other operators including six relational operators. A relational
operator comparess two values and produces a boolean
false indicating their relationship.
equality, returns true if and only if its operands are equal
inequality, returns true if and only if its operands are different
less-than, returns true if and only if its left operand is less than its right operand
greater-than, returns true if and only if its left operand is greater than its right operand
less-than-or-equal-to, returns true if and only if its left operand is not greater than its right operand
greater-than-or-equal-to, returns true if and only if its left operand is not less than its right operand
In C++, a boolean value is represented by the
bool type, so
these operators produce a
bool value. They are called the
relational operators because they are used to determine the
relationship between two values.
Add the following statement to your program to output these boolean values:
cout << "true is " << true << "\n" << "false is " << false << endl;Compile and execute your program.

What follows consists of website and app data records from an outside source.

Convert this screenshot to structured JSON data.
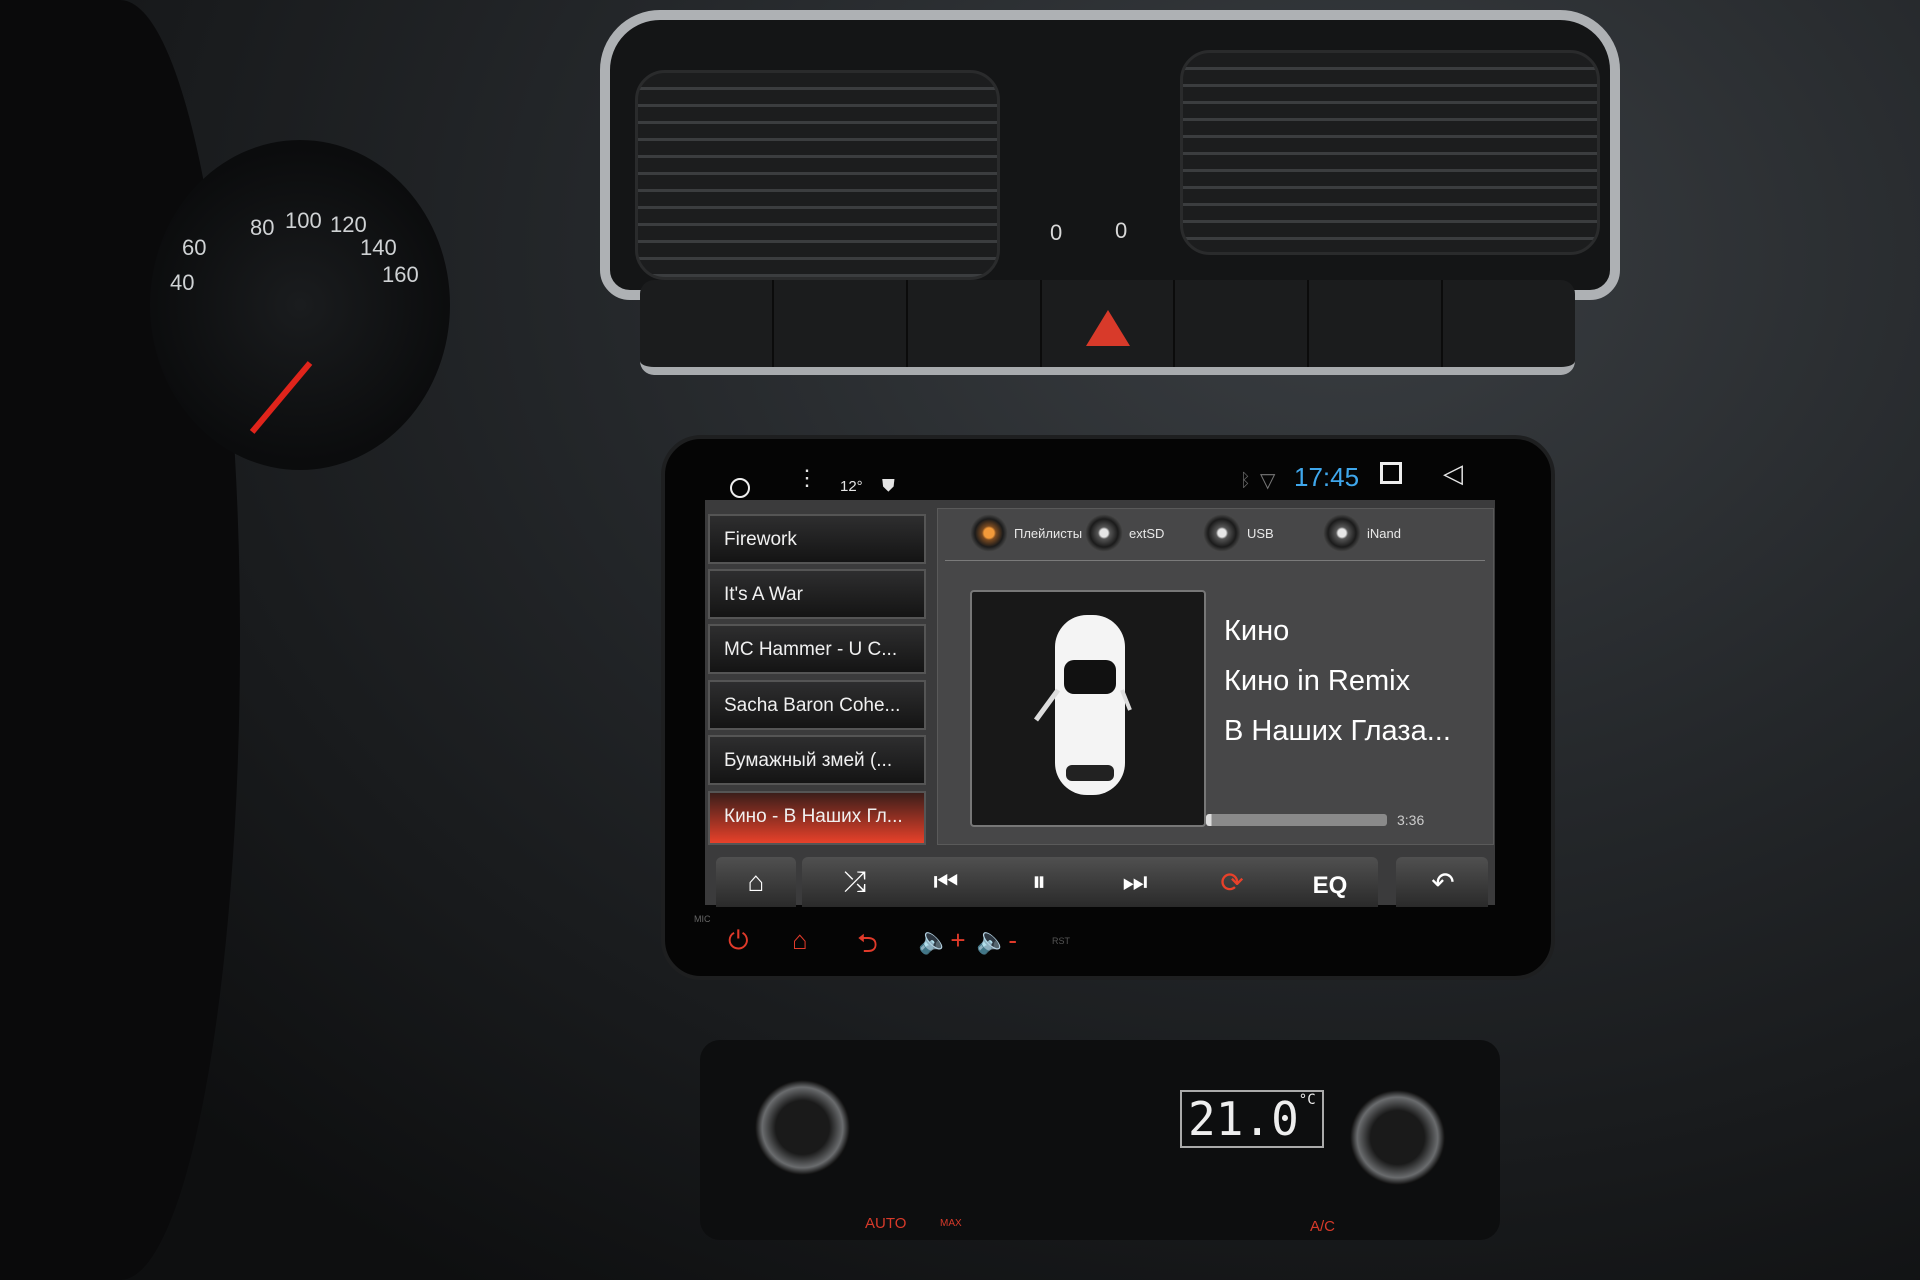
{
  "dashboard": {
    "speedometer_ticks": [
      "40",
      "60",
      "80",
      "100",
      "120",
      "140",
      "160"
    ],
    "vent_levels": [
      "0",
      "0"
    ],
    "climate": {
      "temperature": "21.0",
      "temperature_unit": "°C",
      "auto_label": "AUTO",
      "max_label": "MAX",
      "ac_label": "A/C"
    }
  },
  "status_bar": {
    "temperature": "12°",
    "clock": "17:45",
    "clock_color": "#3fa7ec",
    "icons": [
      "circle-home-icon",
      "menu-dots-icon",
      "shield-icon",
      "bluetooth-icon",
      "wifi-icon",
      "recents-square-icon",
      "back-triangle-icon"
    ]
  },
  "playlist": [
    {
      "title": "Firework",
      "active": false
    },
    {
      "title": "It's A War",
      "active": false
    },
    {
      "title": "MC Hammer - U C...",
      "active": false
    },
    {
      "title": "Sacha Baron Cohe...",
      "active": false
    },
    {
      "title": "Бумажный змей (...",
      "active": false
    },
    {
      "title": "Кино - В Наших Гл...",
      "active": true
    }
  ],
  "sources": [
    {
      "label": "Плейлисты",
      "selected": true
    },
    {
      "label": "extSD",
      "selected": false
    },
    {
      "label": "USB",
      "selected": false
    },
    {
      "label": "iNand",
      "selected": false
    }
  ],
  "now_playing": {
    "artist": "Кино",
    "album": "Кино in Remix",
    "title": "В Наших Глаза...",
    "duration": "3:36",
    "progress_percent": 3
  },
  "controls": {
    "eq_label": "EQ",
    "accent": "#e8412a"
  },
  "hardware": {
    "mic_label": "MIC",
    "rst_label": "RST"
  }
}
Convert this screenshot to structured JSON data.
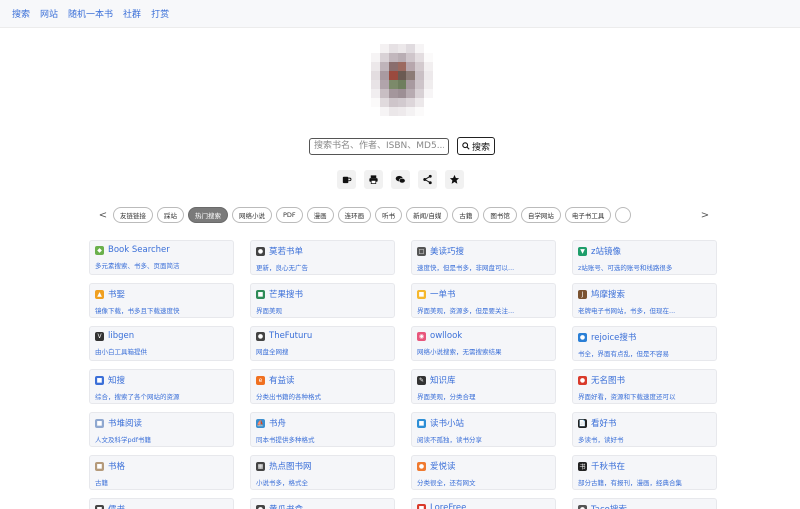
{
  "nav": [
    "搜索",
    "网站",
    "随机一本书",
    "社群",
    "打赏"
  ],
  "search": {
    "placeholder": "搜索书名、作者、ISBN、MD5...",
    "button_label": "搜索"
  },
  "share_icons": [
    "mug-icon",
    "printer-icon",
    "wechat-icon",
    "share-icon",
    "star-icon"
  ],
  "tabs": {
    "prev": "<",
    "next": ">",
    "items": [
      "友链链接",
      "踩站",
      "热门搜索",
      "网络小说",
      "PDF",
      "漫画",
      "连环画",
      "听书",
      "新闻/自媒",
      "古籍",
      "图书馆",
      "自学网站",
      "电子书工具",
      ""
    ],
    "active_index": 2
  },
  "cards": [
    {
      "title": "Book Searcher",
      "desc": "多元素搜索、书多、页面简洁",
      "icon_color": "#6ab04c",
      "icon_glyph": "◆"
    },
    {
      "title": "莫若书单",
      "desc": "更新，良心无广告",
      "icon_color": "#444444",
      "icon_glyph": "●"
    },
    {
      "title": "美读巧搜",
      "desc": "速度快，但是书多，非网盘可以...",
      "icon_color": "#555555",
      "icon_glyph": "□"
    },
    {
      "title": "z站镜像",
      "desc": "z站账号、可选的账号和线路很多",
      "icon_color": "#1e9e6a",
      "icon_glyph": "▼"
    },
    {
      "title": "书娶",
      "desc": "镜像下载，书多且下载速度快",
      "icon_color": "#f0a020",
      "icon_glyph": "▲"
    },
    {
      "title": "芒果搜书",
      "desc": "界面美观",
      "icon_color": "#2e8b57",
      "icon_glyph": "■"
    },
    {
      "title": "一单书",
      "desc": "界面美观，资源多，但是要关注...",
      "icon_color": "#f5b82e",
      "icon_glyph": "■"
    },
    {
      "title": "鸠摩搜索",
      "desc": "老牌电子书网站，书多，但现在...",
      "icon_color": "#7a5230",
      "icon_glyph": "J"
    },
    {
      "title": "libgen",
      "desc": "由小白工具箱提供",
      "icon_color": "#333333",
      "icon_glyph": "V"
    },
    {
      "title": "TheFuturu",
      "desc": "网盘全网搜",
      "icon_color": "#444444",
      "icon_glyph": "●"
    },
    {
      "title": "owllook",
      "desc": "网络小说搜索，无需搜索结果",
      "icon_color": "#e8567c",
      "icon_glyph": "◉"
    },
    {
      "title": "rejoice搜书",
      "desc": "书全，界面有点乱，但是不容易",
      "icon_color": "#2a7fd6",
      "icon_glyph": "●"
    },
    {
      "title": "知搜",
      "desc": "综合，搜索了各个网站的资源",
      "icon_color": "#3b6fd8",
      "icon_glyph": "■"
    },
    {
      "title": "有益读",
      "desc": "分类出书籍的各种格式",
      "icon_color": "#f07020",
      "icon_glyph": "e"
    },
    {
      "title": "知识库",
      "desc": "界面美观，分类合理",
      "icon_color": "#333333",
      "icon_glyph": "✎"
    },
    {
      "title": "无名图书",
      "desc": "界面好看，资源和下载速度还可以",
      "icon_color": "#d93a2b",
      "icon_glyph": "●"
    },
    {
      "title": "书堆阅读",
      "desc": "人文及科学pdf书籍",
      "icon_color": "#8fa8d0",
      "icon_glyph": "■"
    },
    {
      "title": "书舟",
      "desc": "同本书提供多种格式",
      "icon_color": "#3a8fd0",
      "icon_glyph": "⛵"
    },
    {
      "title": "读书小站",
      "desc": "阅读不孤独，读书分享",
      "icon_color": "#2e8fd6",
      "icon_glyph": "■"
    },
    {
      "title": "看好书",
      "desc": "多读书，读好书",
      "icon_color": "#222222",
      "icon_glyph": "📄"
    },
    {
      "title": "书格",
      "desc": "古籍",
      "icon_color": "#b59a7a",
      "icon_glyph": "■"
    },
    {
      "title": "热点图书网",
      "desc": "小说书多，格式全",
      "icon_color": "#444444",
      "icon_glyph": "▦"
    },
    {
      "title": "爱悦读",
      "desc": "分类很全，还有网文",
      "icon_color": "#f07a30",
      "icon_glyph": "●"
    },
    {
      "title": "千秋书在",
      "desc": "部分古籍，有报刊，漫画，经典合集",
      "icon_color": "#222222",
      "icon_glyph": "书"
    },
    {
      "title": "儒书",
      "desc": "",
      "icon_color": "#444444",
      "icon_glyph": "■"
    },
    {
      "title": "黄瓜书盒",
      "desc": "",
      "icon_color": "#444444",
      "icon_glyph": "●"
    },
    {
      "title": "LoreFree",
      "desc": "",
      "icon_color": "#d93a2b",
      "icon_glyph": "■"
    },
    {
      "title": "Taco搜索",
      "desc": "",
      "icon_color": "#555555",
      "icon_glyph": "●"
    }
  ]
}
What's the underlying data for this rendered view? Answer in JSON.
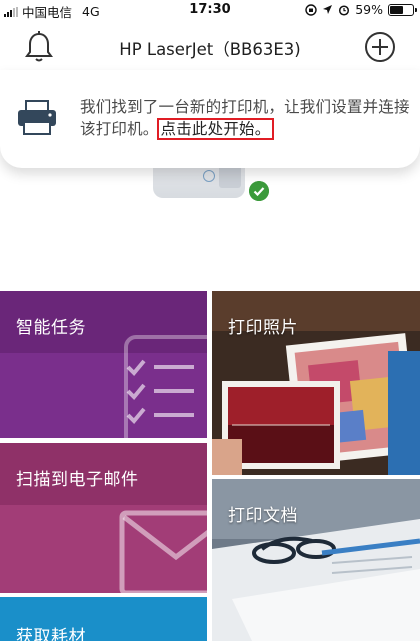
{
  "status_bar": {
    "carrier": "中国电信",
    "network": "4G",
    "time": "17:30",
    "battery": "59%",
    "battery_level": 0.59
  },
  "header": {
    "title": "HP LaserJet（BB63E3)"
  },
  "notice": {
    "message": "我们找到了一台新的打印机，让我们设置并连接该打印机。",
    "link": "点击此处开始。"
  },
  "tiles": {
    "smart_tasks": "智能任务",
    "print_photos": "打印照片",
    "scan_to_email": "扫描到电子邮件",
    "print_documents": "打印文档",
    "get_supplies": "获取耗材"
  },
  "colors": {
    "smart_tasks": "#7a2f8c",
    "scan_to_email": "#a23d77",
    "get_supplies": "#1a8fc9",
    "link_highlight": "#e01d25",
    "connected_check": "#3b9a3b"
  }
}
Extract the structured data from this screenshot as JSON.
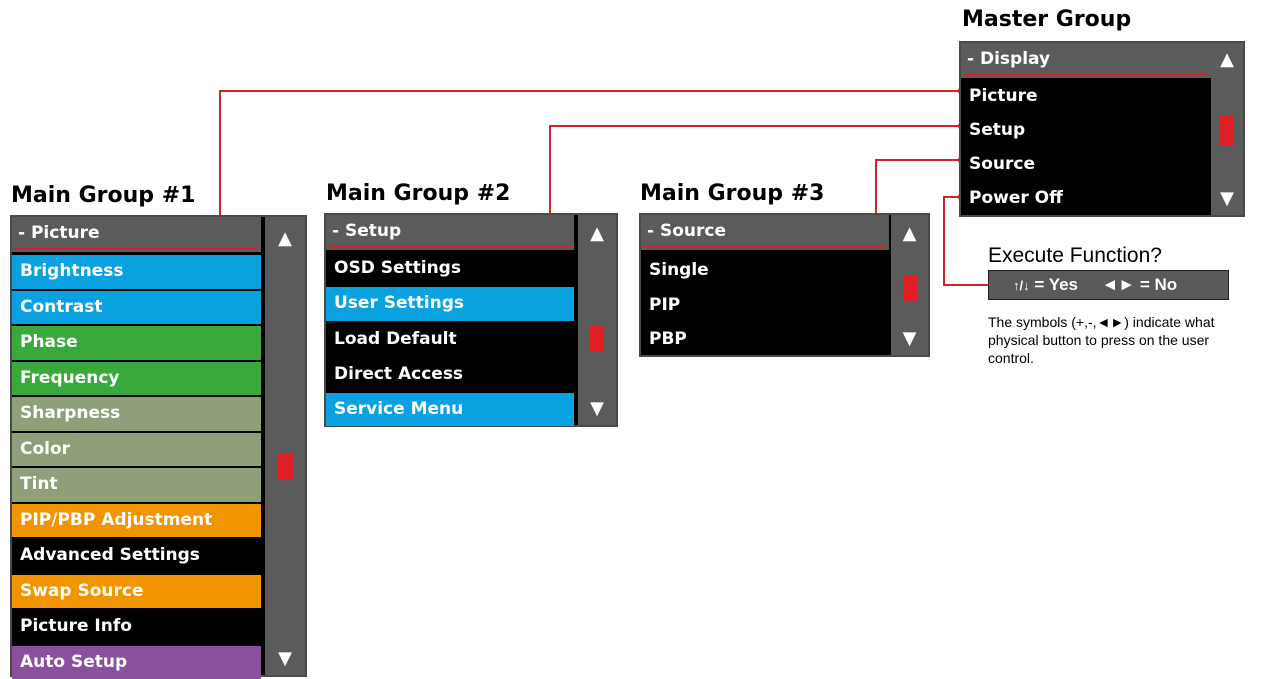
{
  "headings": {
    "master": "Master Group",
    "main1": "Main Group #1",
    "main2": "Main Group #2",
    "main3": "Main Group #3"
  },
  "master_panel": {
    "header": "- Display",
    "items": [
      {
        "label": "Picture"
      },
      {
        "label": "Setup"
      },
      {
        "label": "Source"
      },
      {
        "label": "Power Off"
      }
    ]
  },
  "main1_panel": {
    "header": "- Picture",
    "items": [
      {
        "label": "Brightness",
        "color": "#0aa1e0"
      },
      {
        "label": "Contrast",
        "color": "#0aa1e0"
      },
      {
        "label": "Phase",
        "color": "#38a93a"
      },
      {
        "label": "Frequency",
        "color": "#38a93a"
      },
      {
        "label": "Sharpness",
        "color": "#8f9f7a"
      },
      {
        "label": "Color",
        "color": "#8f9f7a"
      },
      {
        "label": "Tint",
        "color": "#8f9f7a"
      },
      {
        "label": "PIP/PBP Adjustment",
        "color": "#f29400"
      },
      {
        "label": "Advanced Settings",
        "color": "#000000"
      },
      {
        "label": "Swap Source",
        "color": "#f29400"
      },
      {
        "label": "Picture Info",
        "color": "#000000"
      },
      {
        "label": "Auto Setup",
        "color": "#8b4f9f"
      }
    ]
  },
  "main2_panel": {
    "header": "- Setup",
    "items": [
      {
        "label": "OSD Settings",
        "color": "#000000"
      },
      {
        "label": "User Settings",
        "color": "#0aa1e0"
      },
      {
        "label": "Load Default",
        "color": "#000000"
      },
      {
        "label": "Direct Access",
        "color": "#000000"
      },
      {
        "label": "Service Menu",
        "color": "#0aa1e0"
      }
    ]
  },
  "main3_panel": {
    "header": "- Source",
    "items": [
      {
        "label": "Single"
      },
      {
        "label": "PIP"
      },
      {
        "label": "PBP"
      }
    ]
  },
  "scroll_arrows": {
    "up": "▲",
    "down": "▼"
  },
  "execute": {
    "title": "Execute Function?",
    "symbol": "↑/↓",
    "yes_text": "= Yes",
    "no_text": "◄► = No",
    "note": "The symbols (+,-,◄►) indicate what physical button to press on the user control."
  },
  "colors": {
    "connector": "#d2232a",
    "panel_header": "#5b5b5b",
    "scroll_thumb": "#e01e26"
  }
}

Question #3.4.1: What does your program display for this output statement?
With your version of C++, you may actually see the boolean values
false output as words on the screen.
However, it is more likely that you will see integer values, probably
true. In C++, 0 is interpreted as false and
any non-zero value as true (although most compilers use the
cout in the preceding output statement. Then compile
and execute your program.
Question #3.4.2: What does your program display for this modified output statement?
Now modify your program so that it
jfrom the keyboard.
jusing each of the relational operators listed above.
i < jin an output expression. (We'll see why this is necessary in another experiment.)
Compile and execute your program.
Question #3.4.3: Find values for
jin each row to make the indicated relationship true:
i < j
i <= j
i == j
i != j
i >= j
i > j
Use your program to confirm your values.